SAN SEBASTIAN — Spanish arthouse producer-distributor Wanda Films has taken all Spanish rights to Danis Tanovic’s war drama “Cirkus Columbia,” which played in the San Sebastian Film Festival’s Zabaltegi-Pearls section.
Deal was closed at San Sebastian by Wanda CEO Jose Maria Morales with sales company Match Factory’s managing director Michael Webber.
Wanda is also handling Spanish distribution rights to Judith Colell and Jordi Cadena’s rape drama “Elisa K,” a San Sebastian Competition player sold internationally by Imagina Intl. Sales.
In further San Sebastian trading, Adolfo Blanco’s new arthouse distrib A Contracorriente Films inked all rights to Rodrigo Grande’s Argentine comedy “A Matter of Principles,” toplining Federico Luppi, Norma Aleandro and Pablo Echarri.
The acquisition was negotiated with Madrid-based sales agent Urban Films, which also pacted at the fest with Miami-based Venevision Intl.
Venevision closed U.S. DVD, video-on-demand, pay and free-to-air TV rights to Jesus Mora docudrama “Villa Tranquila,” a Spain-Argentina co-production sold by Urban.
Pacts were part of a small clutch of deals put through at the San Sebastian festival this year. If business was slow, however, there’s one very good reason for that.
It’s not just soccer. Spain near rules the world in the toughness of its movie market. Only the U.S. and Japan are as difficult to sell to. And sales to Spain drives much of the trading at San Sebastian, as deals for Italy does at Venice.
“Spain’s market faces a large degree of uncertainty,” said Wanda’s Jose Maria Morales. “On the one hand, it’s ravaged by piracy. On the other, there’s little visibility on RTVE financing model.”
The jury’s still out, for example, as to whether Spanish telcos will be forced to stump up part of RTVE’s budget.
Anecdotally, San Sebastian looked to have seen traffic — in hotels, restaurants and parties — and the trading mood has been calm to cautious.
That’s not to say that there wasn’t a significant business presence at San Sebastian.
The Basque festival hardly boasts Toronto’s massed distributor presence.

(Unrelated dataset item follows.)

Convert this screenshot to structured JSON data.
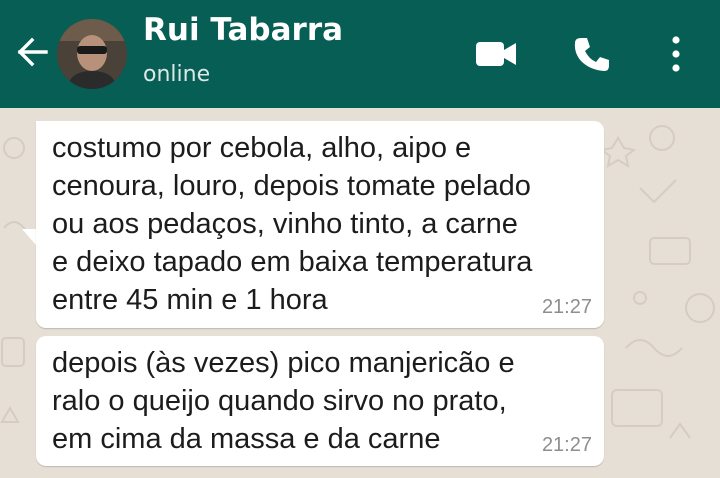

But, as in recent years, its international sales agents contingent proved larger than Venice’s. This year, Wild Bunch, Fortissimo, Match Factory, MK2, Rezo, Elle Driver, Funny Balloons, Coproduction Office, U Media, Beta and Finecut all sailed into town, among multiple agents.
Also, with some of San Sebastian’s best-received films playing late in the running, a considerable amount of business looks set to go down after the market.
U Media is now fielding interest from French distributors on Colombian drama “The Colors of the Mountain,” said U Media’s Virginie Devesa. World preeming to acclaim Thursday, Carlos Cesar Arbelaez’s debut is placed second behind Diego Luna’s “Abel” in the Euskatel Youth Award voting, a key sign of audience appeal.
Magnet Releasing acquired “I Saw the Devil” at Toronto for North America. At San Sebastian, Finecut’s Youngjoo Suh said she was now negotiating Germany and Latin America sales.
Sales traction also looks likely on Agusti Villaronga’s Beta-sold “Black Bread,” the best received of Competition films in a Spanish critics’ chart published by regional newspaper El Diario Vasco.
Films in Progress fielded a strong lineup, with reports of sales agents circling some of its more mainstream propositions, such as Mexico’s “Asalto al cine” and Colombia’s “Todos tus muertos.”
“There were interesting titles in the section and some might see sales,” said MK2’s Dorothee Pfistner.
Fest runs Sept. 17-25.
Emilio Mayorga contributed to this article.